# Work instruction
Only the number is wanted: how many lines in the material below contain "author".

# Extracted records

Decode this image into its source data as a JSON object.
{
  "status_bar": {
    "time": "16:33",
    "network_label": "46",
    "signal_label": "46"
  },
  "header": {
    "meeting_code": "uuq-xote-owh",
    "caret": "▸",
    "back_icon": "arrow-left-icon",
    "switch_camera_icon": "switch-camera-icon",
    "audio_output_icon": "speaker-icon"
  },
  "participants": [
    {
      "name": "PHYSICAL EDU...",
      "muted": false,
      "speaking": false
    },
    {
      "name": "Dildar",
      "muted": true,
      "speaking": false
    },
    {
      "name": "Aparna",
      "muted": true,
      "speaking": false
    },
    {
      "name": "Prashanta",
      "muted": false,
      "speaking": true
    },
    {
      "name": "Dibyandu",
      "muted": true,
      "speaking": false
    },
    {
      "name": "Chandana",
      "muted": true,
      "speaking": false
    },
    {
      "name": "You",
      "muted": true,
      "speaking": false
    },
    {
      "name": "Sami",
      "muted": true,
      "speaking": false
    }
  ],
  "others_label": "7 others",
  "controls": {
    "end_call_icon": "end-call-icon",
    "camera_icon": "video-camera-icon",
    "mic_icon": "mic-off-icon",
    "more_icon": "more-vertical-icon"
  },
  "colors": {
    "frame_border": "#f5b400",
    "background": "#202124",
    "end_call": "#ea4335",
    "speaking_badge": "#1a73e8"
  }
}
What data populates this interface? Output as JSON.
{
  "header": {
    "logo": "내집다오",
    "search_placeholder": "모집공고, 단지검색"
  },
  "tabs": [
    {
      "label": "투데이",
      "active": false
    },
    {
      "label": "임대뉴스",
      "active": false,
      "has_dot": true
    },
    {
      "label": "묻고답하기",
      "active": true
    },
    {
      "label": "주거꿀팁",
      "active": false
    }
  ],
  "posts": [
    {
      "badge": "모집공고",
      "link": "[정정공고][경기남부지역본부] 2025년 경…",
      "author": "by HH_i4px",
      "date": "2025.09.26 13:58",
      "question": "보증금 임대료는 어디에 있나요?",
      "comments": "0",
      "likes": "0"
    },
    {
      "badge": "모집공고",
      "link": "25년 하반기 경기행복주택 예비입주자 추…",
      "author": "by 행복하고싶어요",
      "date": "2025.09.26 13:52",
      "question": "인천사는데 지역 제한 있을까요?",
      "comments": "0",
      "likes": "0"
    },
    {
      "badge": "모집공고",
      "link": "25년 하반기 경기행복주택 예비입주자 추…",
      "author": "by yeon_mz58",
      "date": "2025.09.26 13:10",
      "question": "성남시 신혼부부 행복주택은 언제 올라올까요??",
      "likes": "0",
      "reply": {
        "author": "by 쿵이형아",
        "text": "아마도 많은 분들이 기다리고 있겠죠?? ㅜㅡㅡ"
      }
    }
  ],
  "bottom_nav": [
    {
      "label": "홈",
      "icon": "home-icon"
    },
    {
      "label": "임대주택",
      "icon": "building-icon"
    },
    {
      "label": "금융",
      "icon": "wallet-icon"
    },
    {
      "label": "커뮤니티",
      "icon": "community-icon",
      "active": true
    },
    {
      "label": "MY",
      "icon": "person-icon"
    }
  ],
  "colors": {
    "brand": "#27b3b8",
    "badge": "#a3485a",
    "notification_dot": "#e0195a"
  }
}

# Result
4